“The achievement of long-term success will not depend on having the biggest branch network in the future,” Thomas Gottstein, head of Credit Suisse’s Swiss Universal Bank (SUB) unit, said without elaborating on any branch closures.
“Instead, having the best digital offering – combined with access to advice from any location and the best service quality – will be the deciding factor,” he said in a statement.
The Zurich-based bank is creating a new business area, called Direct Banking, for retail and commercial clients, starting on Sept. 1 while carving out its Swiss investment banking operations into a separately managed unit.
In total, investments “in the high three-digit million range” through 2021 will include boosting the Swiss unit’s digital offering, hiring client advisers, marketing and sponsorships, Credit Suisse said.

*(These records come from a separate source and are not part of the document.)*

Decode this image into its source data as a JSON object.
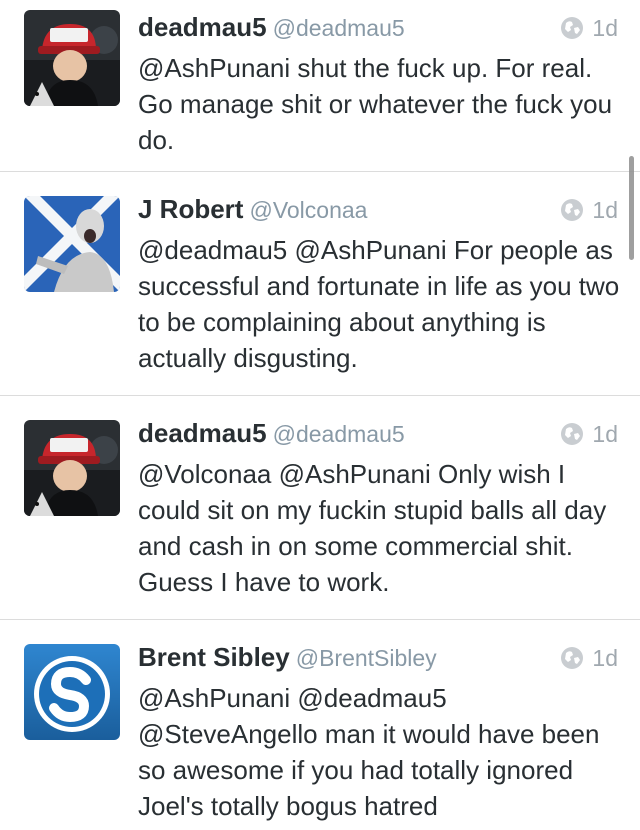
{
  "tweets": [
    {
      "name": "deadmau5",
      "handle": "@deadmau5",
      "age": "1d",
      "text": "@AshPunani shut the fuck up. For real. Go manage shit or whatever the fuck you do.",
      "avatar": "deadmau5-avatar"
    },
    {
      "name": "J Robert",
      "handle": "@Volconaa",
      "age": "1d",
      "text": "@deadmau5 @AshPunani For people as successful and fortunate in life as you two to be complaining about anything is actually disgusting.",
      "avatar": "volconaa-avatar"
    },
    {
      "name": "deadmau5",
      "handle": "@deadmau5",
      "age": "1d",
      "text": "@Volconaa @AshPunani Only wish I could sit on my fuckin stupid balls all day and cash in on some commercial shit. Guess I have to work.",
      "avatar": "deadmau5-avatar"
    },
    {
      "name": "Brent Sibley",
      "handle": "@BrentSibley",
      "age": "1d",
      "text": "@AshPunani @deadmau5 @SteveAngello man it would have been so awesome if you had totally ignored Joel's totally bogus hatred",
      "avatar": "brentsibley-avatar"
    }
  ],
  "icons": {
    "visibility": "globe-icon"
  },
  "colors": {
    "name": "#292f33",
    "handle": "#8899a6",
    "age": "#a0a8af",
    "divider": "#dcdcdc",
    "s_logo_blue": "#1d6fb8"
  }
}
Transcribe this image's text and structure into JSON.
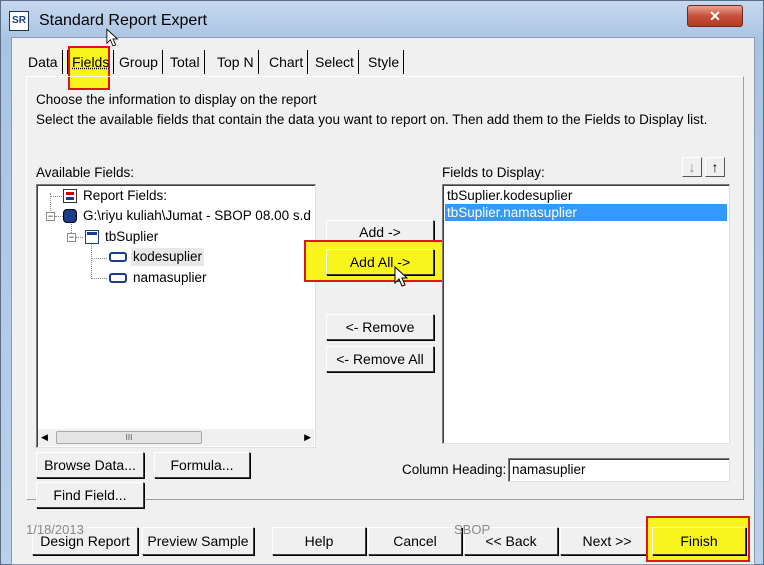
{
  "window": {
    "title": "Standard Report Expert",
    "app_icon_text": "SR",
    "close_glyph": "✕"
  },
  "tabs": [
    "Data",
    "Fields",
    "Group",
    "Total",
    "Top N",
    "Chart",
    "Select",
    "Style"
  ],
  "active_tab": "Fields",
  "instructions": {
    "line1": "Choose the information to display on the report",
    "line2": "Select the available fields that contain the data you want to report on.  Then add them to the Fields to Display list."
  },
  "available_fields": {
    "label": "Available Fields:",
    "tree": {
      "report_fields": "Report Fields:",
      "database": "G:\\riyu kuliah\\Jumat - SBOP 08.00 s.d",
      "table": "tbSuplier",
      "fields": [
        "kodesuplier",
        "namasuplier"
      ]
    },
    "scroll_thumb_glyph": "III"
  },
  "fields_to_display": {
    "label": "Fields to Display:",
    "items": [
      "tbSuplier.kodesuplier",
      "tbSuplier.namasuplier"
    ],
    "selected_index": 1,
    "move_down_glyph": "↓",
    "move_up_glyph": "↑"
  },
  "buttons": {
    "add": "Add ->",
    "add_all": "Add All ->",
    "remove": "<- Remove",
    "remove_all": "<- Remove All",
    "browse_data": "Browse Data...",
    "formula": "Formula...",
    "find_field": "Find Field...",
    "design_report": "Design Report",
    "preview_sample": "Preview Sample",
    "help": "Help",
    "cancel": "Cancel",
    "back": "<< Back",
    "next": "Next >>",
    "finish": "Finish"
  },
  "column_heading": {
    "label": "Column Heading:",
    "value": "namasuplier"
  },
  "overlay_text": {
    "date": "1/18/2013",
    "course": "SBOP"
  },
  "colors": {
    "highlight_fill": "#f8f41c",
    "highlight_border": "#e0141c",
    "selection": "#3399ff"
  }
}
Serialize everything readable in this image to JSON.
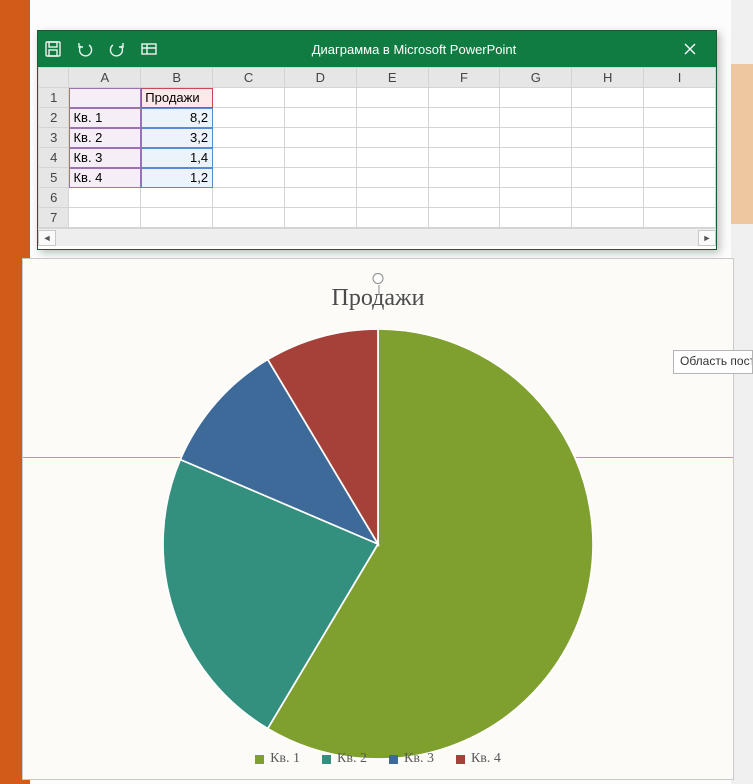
{
  "window": {
    "title": "Диаграмма в Microsoft PowerPoint"
  },
  "sheet": {
    "columns": [
      "A",
      "B",
      "C",
      "D",
      "E",
      "F",
      "G",
      "H",
      "I"
    ],
    "rowNumbers": [
      "1",
      "2",
      "3",
      "4",
      "5",
      "6",
      "7"
    ],
    "headerLabel": "Продажи",
    "rows": [
      {
        "cat": "Кв. 1",
        "val": "8,2"
      },
      {
        "cat": "Кв. 2",
        "val": "3,2"
      },
      {
        "cat": "Кв. 3",
        "val": "1,4"
      },
      {
        "cat": "Кв. 4",
        "val": "1,2"
      }
    ]
  },
  "tooltip": "Область пост",
  "chart": {
    "title": "Продажи",
    "legend": [
      "Кв. 1",
      "Кв. 2",
      "Кв. 3",
      "Кв. 4"
    ],
    "colors": [
      "#7fa02f",
      "#338f7e",
      "#3d6a99",
      "#a64139"
    ]
  },
  "chart_data": {
    "type": "pie",
    "title": "Продажи",
    "series_name": "Продажи",
    "categories": [
      "Кв. 1",
      "Кв. 2",
      "Кв. 3",
      "Кв. 4"
    ],
    "values": [
      8.2,
      3.2,
      1.4,
      1.2
    ],
    "colors": [
      "#7fa02f",
      "#338f7e",
      "#3d6a99",
      "#a64139"
    ],
    "legend_position": "bottom"
  }
}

Beyond digital services, Credit Suisse said it planned increased telephone advisory services and “the provision of personal advice in the regional network of branches”.
More details about the new branch concept would be provided in the first half of 2020, the bank said.
Credit Suisse’s new Direct Banking would have about 1 million retail clients, 60,000 commercial clients, and more than 500 employees and would be run by Mario Crameri, Credit Suisse said.
YOUTH, RETAIL LAG“Credit Suisse’s market share tends to be lower in Swiss retail banking and among young bank clients than in most other client segments,” it said.
“Against this backdrop, Credit Suisse has decided to adjust the business model of its Swiss division and to make substantial investments.”
The bank said it also planned investment in digital solutions for areas with a strong advisory focus, particularly for wealthy clients, entrepreneurs, companies and institutional clients.
The Swiss division is sticking with financial targets communicated at Credit Suisse’s 2018 investor day: above-market growth in revenue and client business volume, a cost-to-income ratio of less than 60%, further profitable growth over the medium term and a return on regulatory capital of more than 18%.
The Swiss Universal Bank, which in 2015 was targeted for a now-shelved partial IPO as Credit Suisse sought to raise cash, has increased its pre-tax income from to 2.2 billion Swiss francs ($2.26 billion) in 2018, from 1.6 billion francs, over the last three years.
The cost/income ratio improved from 68% to 58% over the period, Credit Suisse said.